Sixty years ago this month, the PROCEEDINGS OF THE INSTITUTE OF RADIO ENGINEERS (IRE) included a paper on the iconoscope, described as part of an all-electronic television system being developed at the Radio Corporation of America (RCA). The author of the January 1934 paper was Vladimir K. Zworykin, a Russian immigrant and a prolific inventor, who received the Morris N. Liebmann Memorial Award from the IRE in 1934 for his contributions to television. He was later to receive the IRE Medal of Honor in 1951 and the IRE established the annual Vladimir K. Zworykin Award in his honor in 1950 (continued by the IEEE to the present).

In his 1934 paper, Zworykin reported that the recently developed iconoscope replaced mechanical scanning apparatus and was far more sensitive than the older system. He explained that the iconoscope used a photo-sensitive mosaic where each element of the mosaic behaved as a “miniature photo-electric cell.” Mosaic elements became charged by exposure to light and were subsequently scanned by a cathode ray beam to produce modulation of the television transmitter. Zworykin concluded that the iconoscope offered “new prospects” for achieving “high grade television transmission. “

Zworykin was born in Mourom, Russia, in 1889 and graduated in electrical engineering from the Petrograd Institute of Technology in 1912. At Petrograd he studied under Boris Rosing who already was experimenting with a mechanical-scan television. Zworykin continued his education at the College de France in Paris from 1912 to 1914, where he investigated X-rays working under the eminent physicist Paul Langevin. During the first World War, Zworykin served as an officer in the Radio Corps of the Russian Army.

In 1919, Zworykin came to the United States, where he joined the Westinghouse Research Laboratory in Pittsburgh, PA. He also enrolled as a graduate student at the University of Pittsburgh where he received the Ph.D. degree in 1926. At Westinghouse, he carried out research on photoelectricity and vacuum tubes as well as television and facsimile. He published his first IRE paper in March 1929 on a facsimile system which he described as capable of transmitting good quality pictures or written messages at a rate of 630 words per minute. He was coauthor of a book entitled Photocells and Their Application published in 1931.

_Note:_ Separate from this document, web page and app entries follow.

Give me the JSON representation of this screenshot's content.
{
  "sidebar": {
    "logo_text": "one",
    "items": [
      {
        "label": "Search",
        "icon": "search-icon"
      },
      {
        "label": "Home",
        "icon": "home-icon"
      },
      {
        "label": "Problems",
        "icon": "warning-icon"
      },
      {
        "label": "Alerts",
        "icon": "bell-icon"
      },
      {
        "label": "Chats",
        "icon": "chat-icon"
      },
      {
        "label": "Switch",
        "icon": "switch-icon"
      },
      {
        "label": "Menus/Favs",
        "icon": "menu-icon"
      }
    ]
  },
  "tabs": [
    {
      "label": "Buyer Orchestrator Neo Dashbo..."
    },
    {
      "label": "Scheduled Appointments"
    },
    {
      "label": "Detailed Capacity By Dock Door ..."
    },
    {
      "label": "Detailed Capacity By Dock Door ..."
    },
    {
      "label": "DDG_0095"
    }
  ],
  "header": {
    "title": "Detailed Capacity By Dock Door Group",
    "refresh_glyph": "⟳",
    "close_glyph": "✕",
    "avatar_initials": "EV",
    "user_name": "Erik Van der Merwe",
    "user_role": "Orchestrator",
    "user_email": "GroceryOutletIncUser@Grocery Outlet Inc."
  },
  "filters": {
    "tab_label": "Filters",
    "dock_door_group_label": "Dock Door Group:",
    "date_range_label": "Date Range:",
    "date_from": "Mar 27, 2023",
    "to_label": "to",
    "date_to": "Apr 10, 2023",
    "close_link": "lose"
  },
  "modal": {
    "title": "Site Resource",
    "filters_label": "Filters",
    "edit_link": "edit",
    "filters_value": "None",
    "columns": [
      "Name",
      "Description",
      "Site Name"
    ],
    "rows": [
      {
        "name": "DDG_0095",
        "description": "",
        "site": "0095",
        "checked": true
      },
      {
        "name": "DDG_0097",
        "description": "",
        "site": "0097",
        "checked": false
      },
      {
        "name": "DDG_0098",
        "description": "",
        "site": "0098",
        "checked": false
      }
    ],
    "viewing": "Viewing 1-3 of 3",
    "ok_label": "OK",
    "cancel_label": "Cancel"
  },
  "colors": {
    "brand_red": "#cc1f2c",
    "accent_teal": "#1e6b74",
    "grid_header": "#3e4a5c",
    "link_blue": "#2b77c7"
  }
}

In 1929, Zworykin moved from Westinghouse to RCA where he became research director of an electronics laboratory in Camden, NJ. RCA encouraged him to continue his work on television. He conducted tests during 1931-1932 which he disclosed in a December 1933 IRE paper. The contents of the paper indicated that he was still using a mechanical scanning transmitter along with a cathode-ray tube as a picture tube. Field tests of the iconoscope were carried out at the Camden laboratory during 1933-1934, using a 343-line picture transmitted at 30 frames per second. He later worked on a more sensitive image orthicon camera tube which combined features of the iconoscope and the image dissector tube of Philo T. Farnsworth.

Zworykin and his RCA colleagues also developed electron microscopes and infrared detectors which were used in World War II sniperscopes. He was coauthor of the book entitled Television: The Electronics of Image Transmission published in 1940. He was associate research director of RCA Laboratories from 1942 to 1945 and a vice president at RCA from 1947 until his retirement in 1954. He received the Lamme Medal of the American Institute of Electrical Engineers (AIEE) in 1948 and the Edison Medal from the IAEE in 1952. He was elected to both the National Academy of Sciences and the National Academy of Engineering and received the National Medal of Science in 1966. After retiring from RCA he worked as a director of a medical research laboratory at the Rockefeller Institute for several years. He received approximately 120 U.S. patents and was elected to the National Inventors Hall of Fame in 1977. He was a dedicated bird hunter and had many non-technical interests, including music and art. He died at Princeton, NJ, in July 1982.

James E. Brittain

School of History, Technology, and Society

Georgia Institute of Technology


Submitted by Dick Reiman, Historian

Copyright 1994 IEEE. Reprinted with permission from the IEEE publication, “Scanning the Past” which







covers a reprint of an article appearing in the Proceedings of the IEEE Vol. 82, No.1, January 1994.